Preston Moore
Guest columnist

April showers might bring May flowers, but June brings its own array of noteworthy events and traditions.

From widely adopted awareness campaigns like Pride Month, to more lighthearted ones like National Papaya Month, National Candy Month, National Turkey Month and National Adopt a Cat Month, to the welcome wedding or two, to Father’s Day – June gatherings are a recipe for losing track of time. 

Preston Moore is chief of the Whitehall Division of Fire.

But what I hope we don’t lose track of in the coming weeks is that June also is Men’s Health Month.

For a number of reasons, men’s life expectancy still is an average of five years less than women’s, with Native American and African American men having the lowest life expectancies of any major demographic group.

To combat this, Men’s Health Month is aimed at raising awareness of preventable health problems though early detection and treatment of disease and injuries among men and boys.

If you think you’re doing all you can to protect your health as a man, you might be right, but you’re not in good company.

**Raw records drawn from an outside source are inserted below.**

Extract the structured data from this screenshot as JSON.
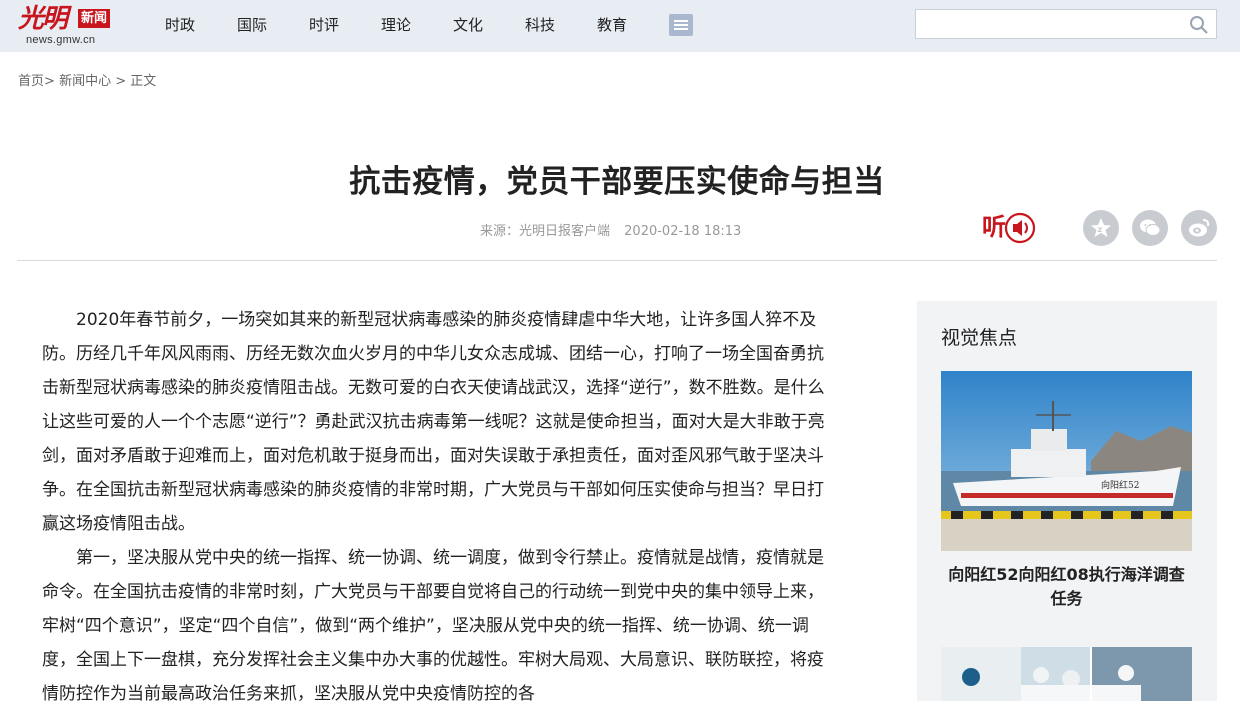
{
  "header": {
    "logo": {
      "brand": "光明",
      "tag": "新闻",
      "domain": "news.gmw.cn"
    },
    "nav": [
      "时政",
      "国际",
      "时评",
      "理论",
      "文化",
      "科技",
      "教育"
    ],
    "search": {
      "value": "",
      "placeholder": ""
    }
  },
  "breadcrumb": {
    "home": "首页",
    "sep1": ">",
    "news": "新闻中心",
    "sep2": ">",
    "current": "正文"
  },
  "article": {
    "title": "抗击疫情，党员干部要压实使命与担当",
    "source": "来源：光明日报客户端",
    "date": "2020-02-18 18:13",
    "listen_label": "听",
    "paragraphs": [
      "2020年春节前夕，一场突如其来的新型冠状病毒感染的肺炎疫情肆虐中华大地，让许多国人猝不及防。历经几千年风风雨雨、历经无数次血火岁月的中华儿女众志成城、团结一心，打响了一场全国奋勇抗击新型冠状病毒感染的肺炎疫情阻击战。无数可爱的白衣天使请战武汉，选择“逆行”，数不胜数。是什么让这些可爱的人一个个志愿“逆行”？勇赴武汉抗击病毒第一线呢？这就是使命担当，面对大是大非敢于亮剑，面对矛盾敢于迎难而上，面对危机敢于挺身而出，面对失误敢于承担责任，面对歪风邪气敢于坚决斗争。在全国抗击新型冠状病毒感染的肺炎疫情的非常时期，广大党员与干部如何压实使命与担当？早日打赢这场疫情阻击战。",
      "第一，坚决服从党中央的统一指挥、统一协调、统一调度，做到令行禁止。疫情就是战情，疫情就是命令。在全国抗击疫情的非常时刻，广大党员与干部要自觉将自己的行动统一到党中央的集中领导上来，牢树“四个意识”，坚定“四个自信”，做到“两个维护”，坚决服从党中央的统一指挥、统一协调、统一调度，全国上下一盘棋，充分发挥社会主义集中办大事的优越性。牢树大局观、大局意识、联防联控，将疫情防控作为当前最高政治任务来抓，坚决服从党中央疫情防控的各"
    ]
  },
  "sidebar": {
    "heading": "视觉焦点",
    "items": [
      {
        "caption": "向阳红52向阳红08执行海洋调查任务",
        "ship_text": "向阳红52"
      }
    ]
  },
  "colors": {
    "brand_red": "#c7161e",
    "topbar": "#e8edf3",
    "sidebar_bg": "#f2f3f5"
  }
}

According to the Centers for Disease Control and Prevention, less than 60% of men meet the federal physical-activity guidelines for aerobic activity, more than 40% of men are considered obese, more than 51% of men have hypertension and more than 15% of men still smoke cigarettes.

We can do better, and we must do better, to protect our health, for our loved ones, for our communities and for ourselves.

Not sure where to get started? It’s simple: We all know that by eating right, eliminating bad habits and maintaining a healthy body weight we can improve general health.

I also  would recommend an annual comprehensive medical exam for all of the men (and women) out there. The Whitehall Division of Fire uses the National Fire Protection Association standards for the medical evaluation of all its members, and I would recommend the same for you.

Annually, consider receiving a physical exam, blood tests, urine tests, hearing tests, chest X-rays, electrocardiogram, stress test and fitness testing. Through frequent monitoring and quick adjustments as needed, we can improve the health, safety and effectiveness of our firefighters, and it would have the same impact for you.

And, please, stop using COVID-19 as an excuse to go see your doctor – there have been too many missed check-ups over the past 18 months, and we can’t keep letting our preventative health slide.  

No matter how busy we get this June, reducing the risk of illness and injuries is something we all can get behind. So please take some time this month to keep track of your health and keep Whitehall healthy.

Preston Moore is chief of the Whitehall Division of Fire.